**DATA TO USE**
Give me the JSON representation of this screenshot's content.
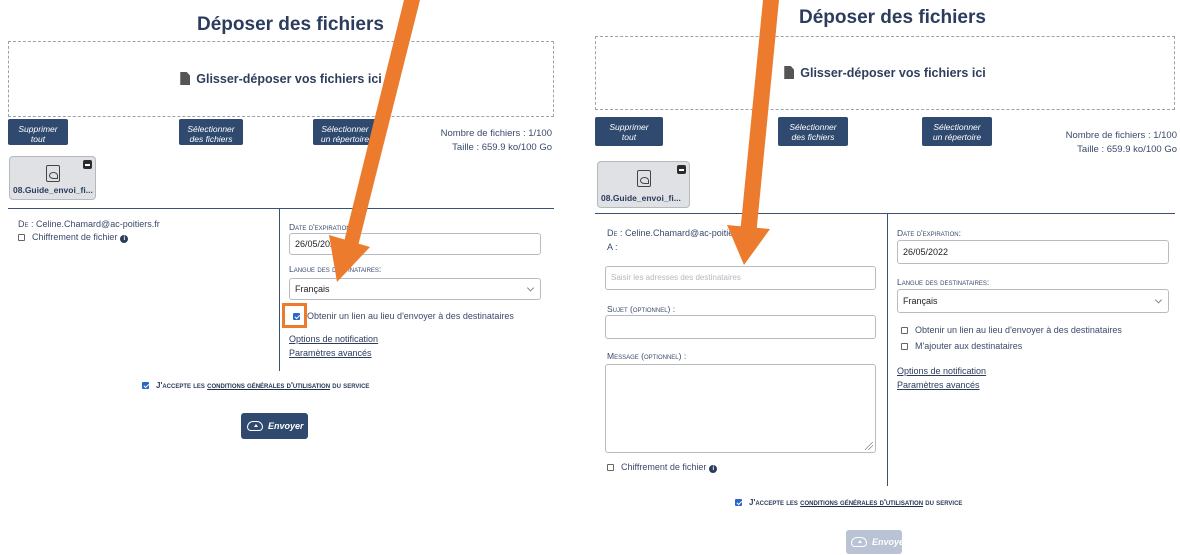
{
  "left": {
    "title": "Déposer des fichiers",
    "dropzone_label": "Glisser-déposer vos fichiers ici",
    "buttons": {
      "clear_all": [
        "Supprimer",
        "tout"
      ],
      "select_files": [
        "Sélectionner",
        "des fichiers"
      ],
      "select_dir": [
        "Sélectionner",
        "un répertoire"
      ]
    },
    "stats": {
      "count": "Nombre de fichiers : 1/100",
      "size": "Taille : 659.9 ko/100 Go"
    },
    "file": {
      "name": "08.Guide_envoi_fi..."
    },
    "from_label": "De :",
    "from_value": "Celine.Chamard@ac-poitiers.fr",
    "encryption": {
      "label": "Chiffrement de fichier",
      "checked": false
    },
    "expiry": {
      "label": "Date d'expiration:",
      "value": "26/05/2022"
    },
    "language": {
      "label": "Langue des destinataires:",
      "value": "Français"
    },
    "get_link": {
      "label": "Obtenir un lien au lieu d'envoyer à des destinataires",
      "checked": true
    },
    "notification_link": "Options de notification",
    "advanced_link": "Paramètres avancés",
    "terms": {
      "prefix": "J'accepte les",
      "link": "conditions générales d'utilisation",
      "suffix": "du service",
      "checked": true
    },
    "send_label": "Envoyer"
  },
  "right": {
    "title": "Déposer des fichiers",
    "dropzone_label": "Glisser-déposer vos fichiers ici",
    "buttons": {
      "clear_all": [
        "Supprimer",
        "tout"
      ],
      "select_files": [
        "Sélectionner",
        "des fichiers"
      ],
      "select_dir": [
        "Sélectionner",
        "un répertoire"
      ]
    },
    "stats": {
      "count": "Nombre de fichiers : 1/100",
      "size": "Taille : 659.9 ko/100 Go"
    },
    "file": {
      "name": "08.Guide_envoi_fi..."
    },
    "from_label": "De :",
    "from_value": "Celine.Chamard@ac-poitiers.fr",
    "to_label": "A :",
    "to_placeholder": "Saisir les adresses des destinataires",
    "subject_label": "Sujet (optionnel) :",
    "message_label": "Message (optionnel) :",
    "encryption": {
      "label": "Chiffrement de fichier",
      "checked": false
    },
    "expiry": {
      "label": "Date d'expiration:",
      "value": "26/05/2022"
    },
    "language": {
      "label": "Langue des destinataires:",
      "value": "Français"
    },
    "get_link": {
      "label": "Obtenir un lien au lieu d'envoyer à des destinataires",
      "checked": false
    },
    "add_me": {
      "label": "M'ajouter aux destinataires",
      "checked": false
    },
    "notification_link": "Options de notification",
    "advanced_link": "Paramètres avancés",
    "terms": {
      "prefix": "J'accepte les",
      "link": "conditions générales d'utilisation",
      "suffix": "du service",
      "checked": true
    },
    "send_label": "Envoyer"
  },
  "colors": {
    "arrow": "#ec7b2d",
    "navy": "#2f4a6e",
    "highlight": "#ec7b2d",
    "send_disabled": "#b9c3d3"
  }
}
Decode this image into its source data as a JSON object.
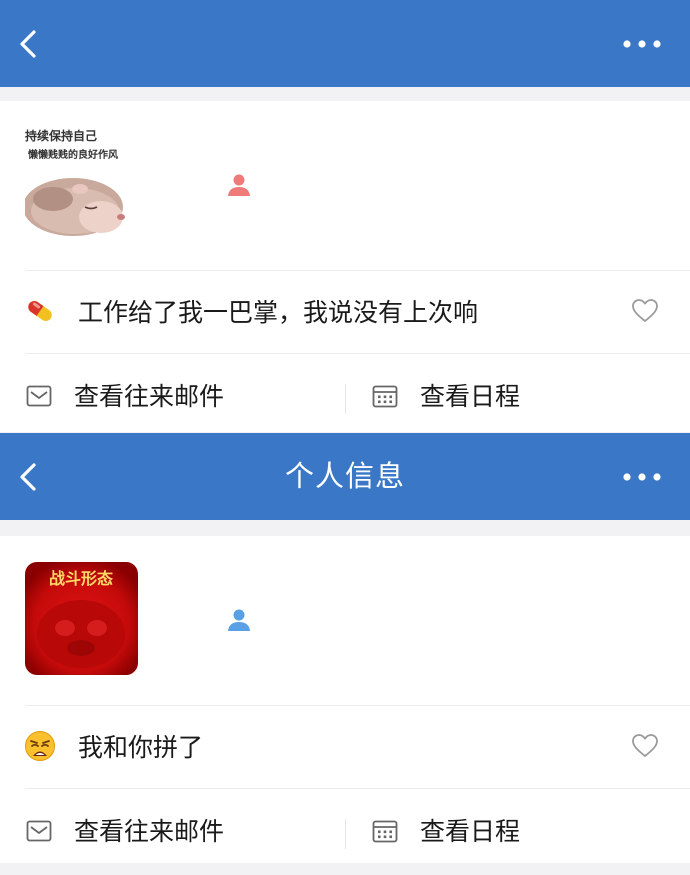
{
  "colors": {
    "nav_bg": "#3a78c7",
    "card_bg": "#ffffff",
    "page_bg": "#f2f2f4",
    "divider": "#ececec",
    "contact_icon_pink": "#ef7a7a",
    "contact_icon_blue": "#5aa0e6"
  },
  "icons": {
    "back": "chevron-left-icon",
    "more": "ellipsis-icon",
    "contact": "person-icon",
    "like": "heart-outline-icon",
    "mail": "envelope-icon",
    "calendar": "calendar-icon"
  },
  "panels": [
    {
      "title": "",
      "avatar_caption_line1": "持续保持自己",
      "avatar_caption_line2": "懒懒贱贱的良好作风",
      "status_emoji": "pill",
      "status_text": "工作给了我一巴掌，我说没有上次响",
      "view_mail_label": "查看往来邮件",
      "view_schedule_label": "查看日程"
    },
    {
      "title": "个人信息",
      "avatar_caption": "战斗形态",
      "status_emoji": "weary-face",
      "status_text": "我和你拼了",
      "view_mail_label": "查看往来邮件",
      "view_schedule_label": "查看日程"
    }
  ]
}
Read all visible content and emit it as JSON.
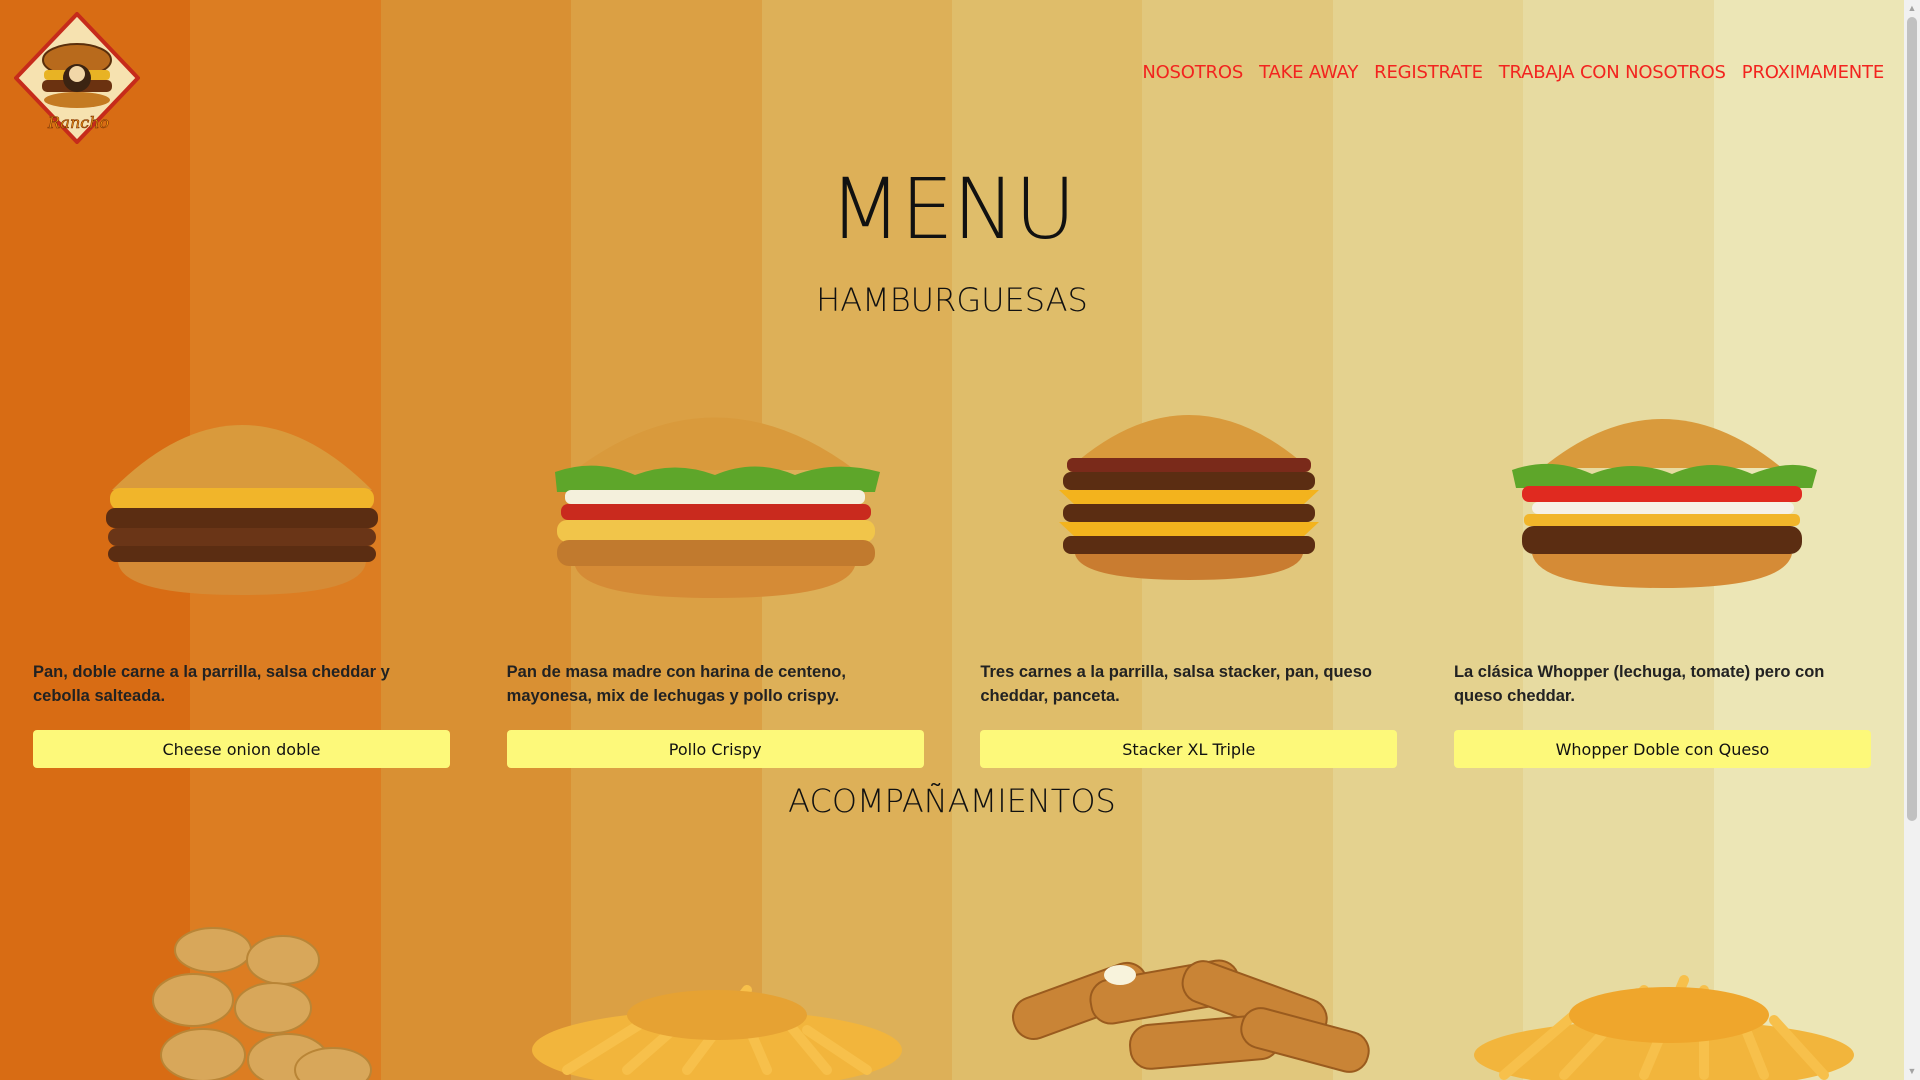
{
  "background_colors": [
    "#d86c14",
    "#dc7d22",
    "#d99033",
    "#dba044",
    "#ddb058",
    "#dfbd6a",
    "#e1c77c",
    "#e4d28f",
    "#e7dba1",
    "#ece6b6"
  ],
  "header": {
    "logo_name": "logo-emblem",
    "logo_text": "Rancho Burger",
    "nav": [
      "NOSOTROS",
      "TAKE AWAY",
      "REGISTRATE",
      "TRABAJA CON NOSOTROS",
      "PROXIMAMENTE"
    ]
  },
  "menu": {
    "title": "MENU",
    "section_burgers": "HAMBURGUESAS",
    "section_sides": "ACOMPAÑAMIENTOS"
  },
  "burgers": [
    {
      "description": "Pan, doble carne a la parrilla, salsa cheddar y cebolla salteada.",
      "button": "Cheese onion doble"
    },
    {
      "description": "Pan de masa madre con harina de centeno, mayonesa, mix de lechugas y pollo crispy.",
      "button": "Pollo Crispy"
    },
    {
      "description": "Tres carnes a la parrilla, salsa stacker, pan, queso cheddar, panceta.",
      "button": "Stacker XL Triple"
    },
    {
      "description": "La clásica Whopper (lechuga, tomate) pero con queso cheddar.",
      "button": "Whopper Doble con Queso"
    }
  ],
  "accent": "#f2241f",
  "button_color": "#fdf97a"
}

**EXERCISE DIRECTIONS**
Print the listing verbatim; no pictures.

**ANSWER**
Give me the JSON representation of this screenshot's content.
{
  "left": {
    "title": "Déposer des fichiers",
    "dropzone_label": "Glisser-déposer vos fichiers ici",
    "buttons": {
      "clear_all": [
        "Supprimer",
        "tout"
      ],
      "select_files": [
        "Sélectionner",
        "des fichiers"
      ],
      "select_dir": [
        "Sélectionner",
        "un répertoire"
      ]
    },
    "stats": {
      "count": "Nombre de fichiers : 1/100",
      "size": "Taille : 659.9 ko/100 Go"
    },
    "file": {
      "name": "08.Guide_envoi_fi..."
    },
    "from_label": "De :",
    "from_value": "Celine.Chamard@ac-poitiers.fr",
    "encryption": {
      "label": "Chiffrement de fichier",
      "checked": false
    },
    "expiry": {
      "label": "Date d'expiration:",
      "value": "26/05/2022"
    },
    "language": {
      "label": "Langue des destinataires:",
      "value": "Français"
    },
    "get_link": {
      "label": "Obtenir un lien au lieu d'envoyer à des destinataires",
      "checked": true
    },
    "notification_link": "Options de notification",
    "advanced_link": "Paramètres avancés",
    "terms": {
      "prefix": "J'accepte les",
      "link": "conditions générales d'utilisation",
      "suffix": "du service",
      "checked": true
    },
    "send_label": "Envoyer"
  },
  "right": {
    "title": "Déposer des fichiers",
    "dropzone_label": "Glisser-déposer vos fichiers ici",
    "buttons": {
      "clear_all": [
        "Supprimer",
        "tout"
      ],
      "select_files": [
        "Sélectionner",
        "des fichiers"
      ],
      "select_dir": [
        "Sélectionner",
        "un répertoire"
      ]
    },
    "stats": {
      "count": "Nombre de fichiers : 1/100",
      "size": "Taille : 659.9 ko/100 Go"
    },
    "file": {
      "name": "08.Guide_envoi_fi..."
    },
    "from_label": "De :",
    "from_value": "Celine.Chamard@ac-poitiers.fr",
    "to_label": "A :",
    "to_placeholder": "Saisir les adresses des destinataires",
    "subject_label": "Sujet (optionnel) :",
    "message_label": "Message (optionnel) :",
    "encryption": {
      "label": "Chiffrement de fichier",
      "checked": false
    },
    "expiry": {
      "label": "Date d'expiration:",
      "value": "26/05/2022"
    },
    "language": {
      "label": "Langue des destinataires:",
      "value": "Français"
    },
    "get_link": {
      "label": "Obtenir un lien au lieu d'envoyer à des destinataires",
      "checked": false
    },
    "add_me": {
      "label": "M'ajouter aux destinataires",
      "checked": false
    },
    "notification_link": "Options de notification",
    "advanced_link": "Paramètres avancés",
    "terms": {
      "prefix": "J'accepte les",
      "link": "conditions générales d'utilisation",
      "suffix": "du service",
      "checked": true
    },
    "send_label": "Envoyer"
  },
  "colors": {
    "arrow": "#ec7b2d",
    "navy": "#2f4a6e",
    "highlight": "#ec7b2d",
    "send_disabled": "#b9c3d3"
  }
}
Decode this image into its source data as a JSON object.
{
  "colors": {
    "nav_bg": "#3a78c7",
    "card_bg": "#ffffff",
    "page_bg": "#f2f2f4",
    "divider": "#ececec",
    "contact_icon_pink": "#ef7a7a",
    "contact_icon_blue": "#5aa0e6"
  },
  "icons": {
    "back": "chevron-left-icon",
    "more": "ellipsis-icon",
    "contact": "person-icon",
    "like": "heart-outline-icon",
    "mail": "envelope-icon",
    "calendar": "calendar-icon"
  },
  "panels": [
    {
      "title": "",
      "avatar_caption_line1": "持续保持自己",
      "avatar_caption_line2": "懒懒贱贱的良好作风",
      "status_emoji": "pill",
      "status_text": "工作给了我一巴掌，我说没有上次响",
      "view_mail_label": "查看往来邮件",
      "view_schedule_label": "查看日程"
    },
    {
      "title": "个人信息",
      "avatar_caption": "战斗形态",
      "status_emoji": "weary-face",
      "status_text": "我和你拼了",
      "view_mail_label": "查看往来邮件",
      "view_schedule_label": "查看日程"
    }
  ]
}
Read all visible content and emit it as JSON.
{
  "background_colors": [
    "#d86c14",
    "#dc7d22",
    "#d99033",
    "#dba044",
    "#ddb058",
    "#dfbd6a",
    "#e1c77c",
    "#e4d28f",
    "#e7dba1",
    "#ece6b6"
  ],
  "header": {
    "logo_name": "logo-emblem",
    "logo_text": "Rancho Burger",
    "nav": [
      "NOSOTROS",
      "TAKE AWAY",
      "REGISTRATE",
      "TRABAJA CON NOSOTROS",
      "PROXIMAMENTE"
    ]
  },
  "menu": {
    "title": "MENU",
    "section_burgers": "HAMBURGUESAS",
    "section_sides": "ACOMPAÑAMIENTOS"
  },
  "burgers": [
    {
      "description": "Pan, doble carne a la parrilla, salsa cheddar y cebolla salteada.",
      "button": "Cheese onion doble"
    },
    {
      "description": "Pan de masa madre con harina de centeno, mayonesa, mix de lechugas y pollo crispy.",
      "button": "Pollo Crispy"
    },
    {
      "description": "Tres carnes a la parrilla, salsa stacker, pan, queso cheddar, panceta.",
      "button": "Stacker XL Triple"
    },
    {
      "description": "La clásica Whopper (lechuga, tomate) pero con queso cheddar.",
      "button": "Whopper Doble con Queso"
    }
  ],
  "accent": "#f2241f",
  "button_color": "#fdf97a"
}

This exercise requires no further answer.